- Does an LLC protect your business name?
- Should I copyright my music before putting it on Youtube?
- How do I copyright my business name and logo?
- Who makes money from a song?
- Can I record a copyrighted song?
- How do you avoid copyright issues?
- Which is better trademark or copyright?
- Do I have to copyright every song?
- Can I use 10 seconds of a copyrighted song?
- What happens if you don’t copyright your music?
- Who owns the copyright in recorded music?
- Are songs automatically copyrighted?
- Can an LLC own a copyright?
- What constitutes a copyright violation?
- What is an example of copyright violation?
- How do you prove ownership of copyright?
- What do you do if someone copyrights your song?
Does an LLC protect your business name?
Once your LLC or corporation application is approved, your name is protected in the state: No other business will be able to form an LLC or corporation with the same name in that state.
However, there’s nothing to stop a business that operates as a sole proprietorship or partnership from using your name in the state..
Should I copyright my music before putting it on Youtube?
You don’t actually need to register your song with the Federal copyright office to own the copyright (at least in the United States). The moment you put your song into tangible form – written down or recorded – you automatically get the six exclusive rights we just looked at.
How do I copyright my business name and logo?
To register a trademark, go to the U.S. Patent and Trademark Office’s Web site, www.uspto.gov. Don’t add a domain extension to your trademark to prevent others from registering the same name by adding another extension.
Who makes money from a song?
Let’s break that down by the most popular ways listeners actually contribute money to music’s creators: When someone buys a song from iTunes, Google Play or any other digital store, money from that sale is paid out to creators via both copyrights — composition and sound recording — with the rates depending on label …
Can I record a copyrighted song?
The Copyright Act of 1976 gives creators of original works, including music and lyrics, certain exclusive rights. … To record a song for release to the public, a performer must obtain permission from the music publisher of the song and pay a fee, called a mechanical royalty.
How do you avoid copyright issues?
5 Tips to Avoid Copyright Infringement OnlineAlways assume that the work is copyrighted. … Do not copy, share or alter without seeking permission. … Review and retain licensing agreements. … Have an IP policy for your business. … Talk to your lawyer.
Which is better trademark or copyright?
Copyrights primarily protect the rights of people who create literary, dramatic, musical, artistic, and certain other intellectual works (like history tests, and software code). Trademarks protect the use of a company’s name and its product names, brand identity (like logos) and slogans.
Do I have to copyright every song?
To gain all of the protections of the copyright law, you need to copyright your music. … In fact, music is automatically copyrighted the moment you create it in a tangible medium, like on paper or on audio recording.
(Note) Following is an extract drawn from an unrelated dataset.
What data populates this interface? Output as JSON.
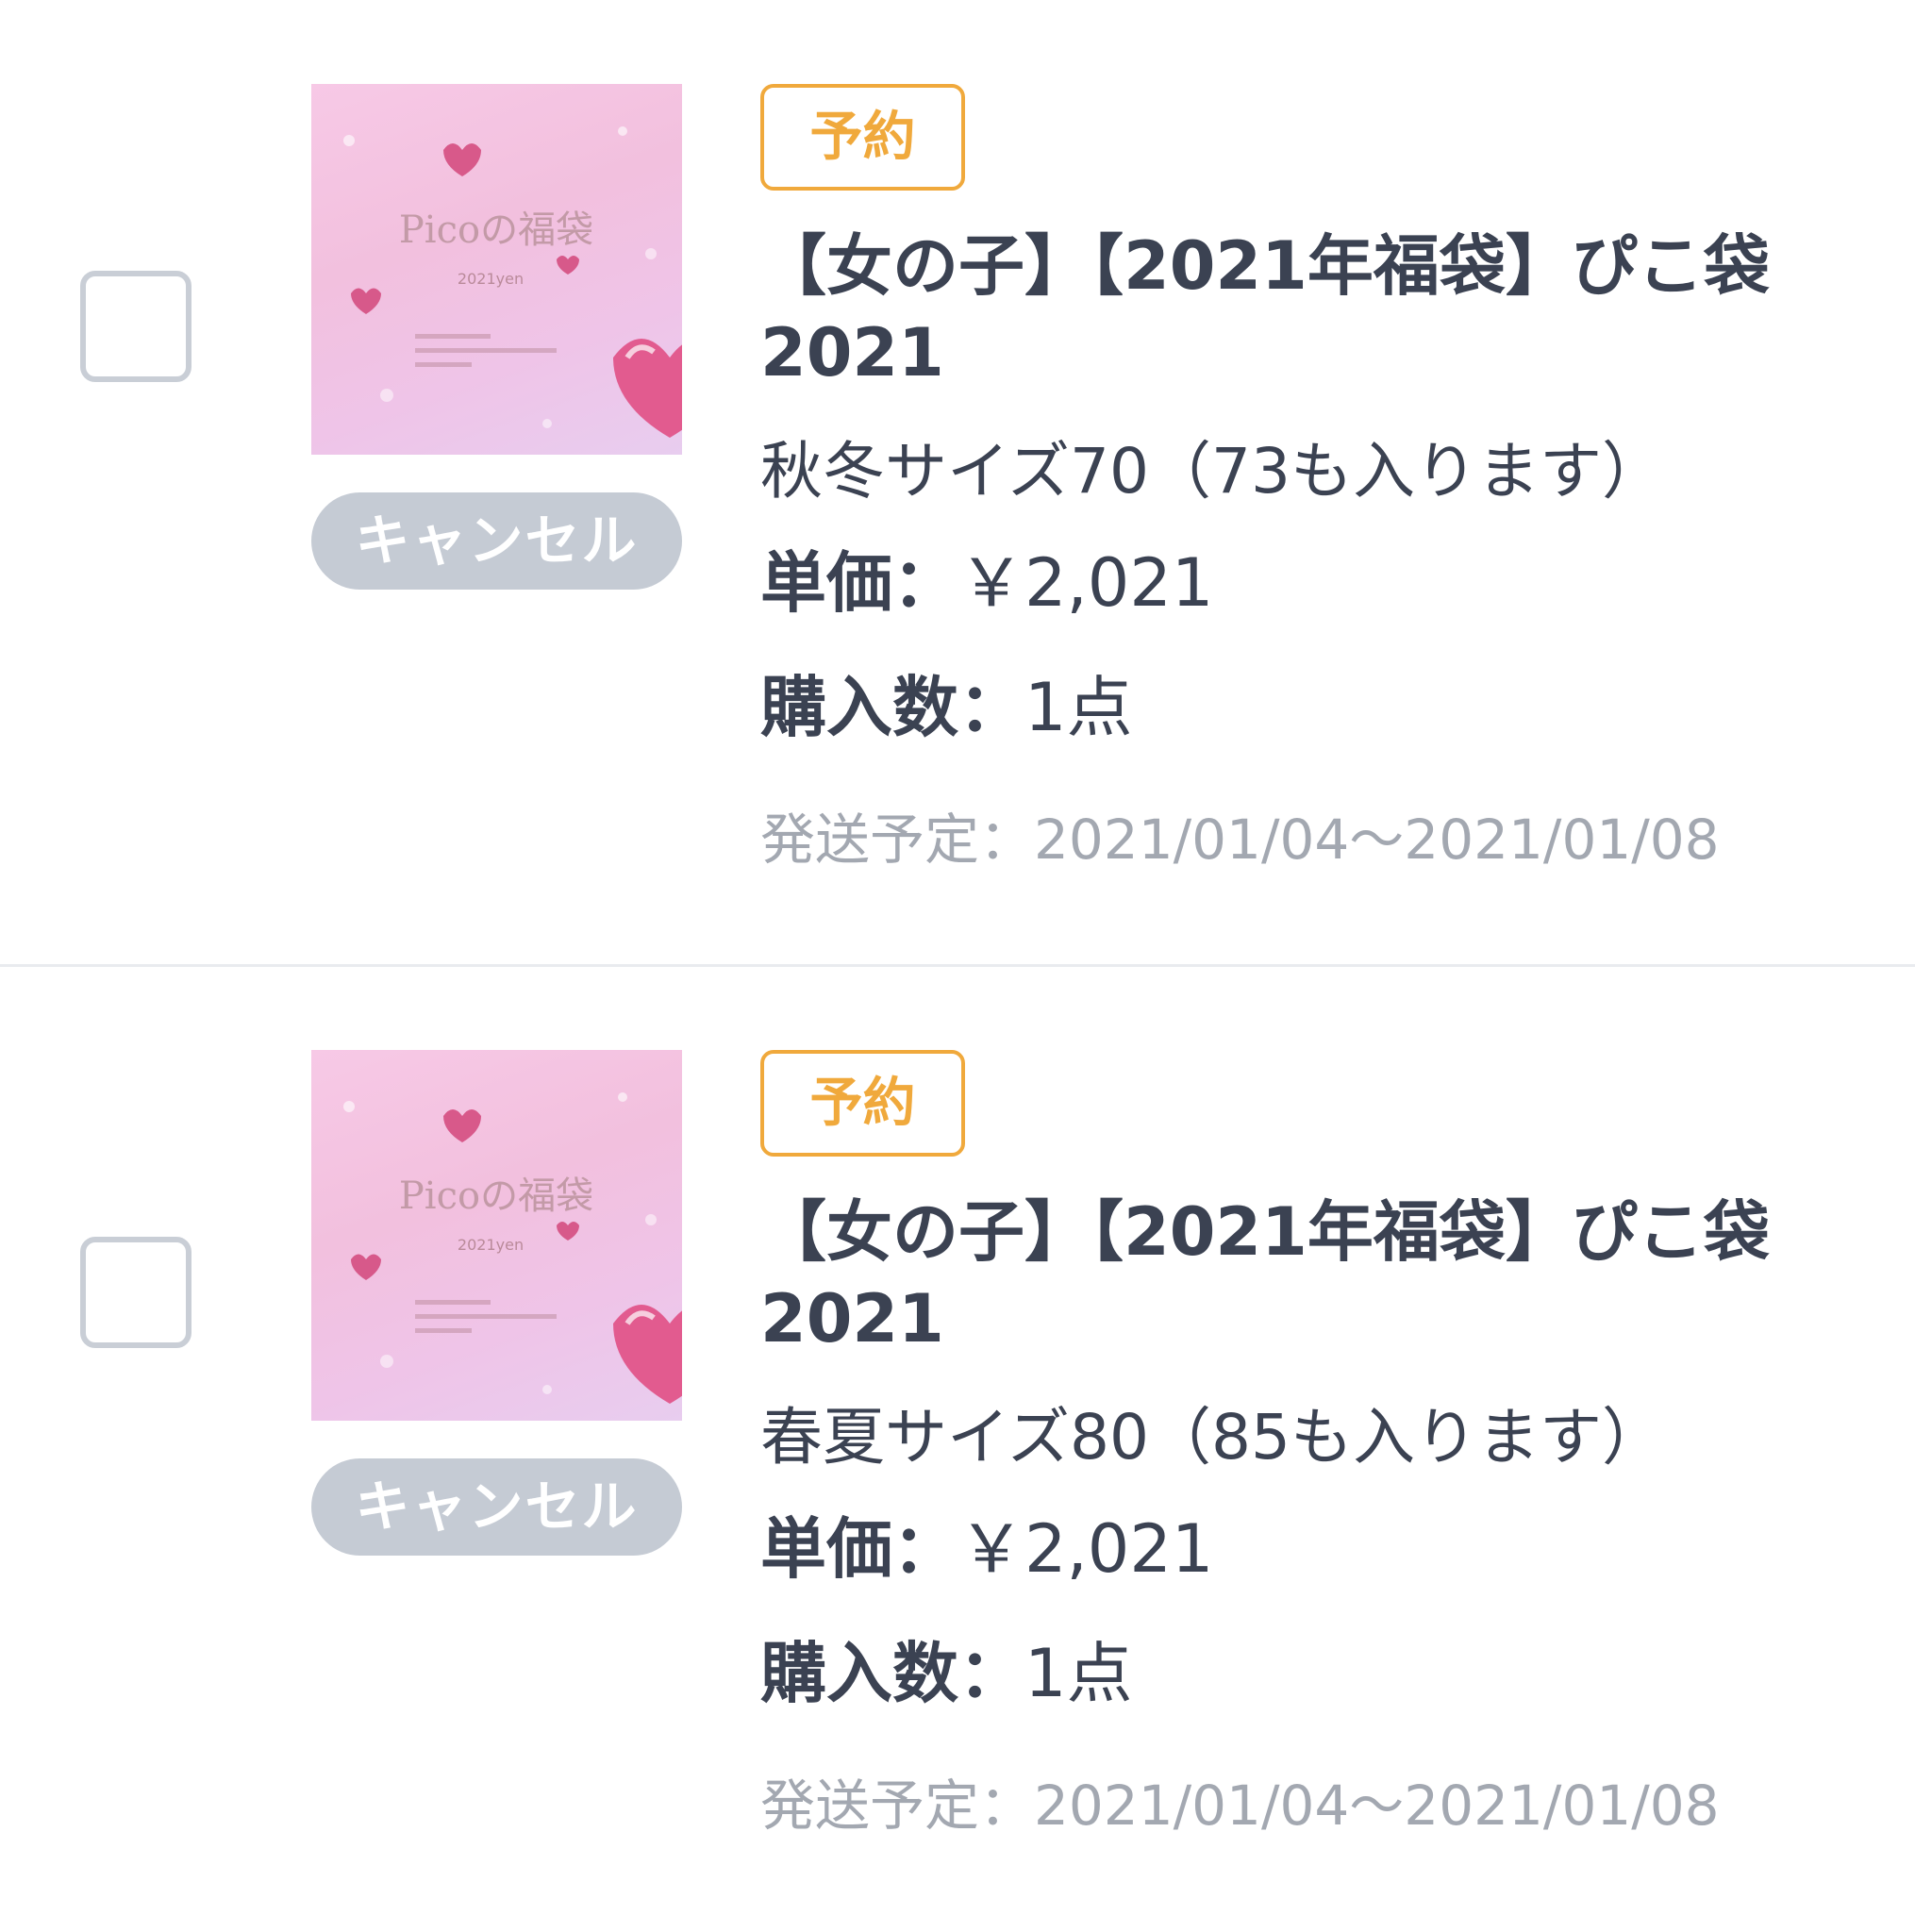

That’s right.
Can I use 10 seconds of a copyrighted song?
This is one of the most common misconceptions. Unfortunately, this is not true and there is no bright line rule that says a use is an acceptable use as long as you only use 5, 15, or 30 seconds of a song. Any use of copyrighted material without permission is, according to U.S. copyright law, copyright infringement.
What happens if you don’t copyright your music?
If you never register a song through the U.S. Copyright Office you still have an original copyright claim to that song. … However not registering your work with a copyright office causes you to be limited in what legal action you can take against someone who infringes upon your copyright.
Who owns the copyright in recorded music?
Copyright in sound recordings is generally owned by the ‘maker’ of the sound recording. The term ‘maker’ usually refers to the person who owns the equipment the recording was made on, such as the production company, studio, or record label.
Are songs automatically copyrighted?
But under the present copyright law (which became effective in January, 1978) a song (or “work,” as described in the information pamphlet issued by the Register Of Copyrights) is automatically protected by copyright when it is created.
Can an LLC own a copyright?
The LLC would not own the copyright in any articles, posts, or other content created by an independent contractor unless the work fits within one of nine statutory categories in the copyright statute (scroll down for definition of “work made for hire”) and the independent contractor expressly agrees in writing that the …
What constitutes a copyright violation?
As a general matter, copyright infringement occurs when a copyrighted work is reproduced, distributed, performed, publicly displayed, or made into a derivative work without the permission of the copyright owner.
What is an example of copyright violation?
A typical example of copyright infringement is the use of music in your videos. … But it is a copyright violation to download a movie, TV show, music, software or e-book from a website that is not owned by the creator. Usually, these non-authorized sites also automatically prompt you to share the same material to others.
How do you prove ownership of copyright?
When someone applies for a copyright, they need to prove that their work is original and that the subject matter is eligible for a copyright. When they apply for a copyright from the registration office, they will be given a certificate. This certificate proves that they own the copyright.
What do you do if someone copyrights your song?
Because if someone stole your song, you’re possibly going to be seeking damages of the ‘non-statutory’ type, which is related to the percentage of the song’s profits that are attributable to your copyrighted material. In other words, if the song is a 100% ripoff, you might sue for all the money.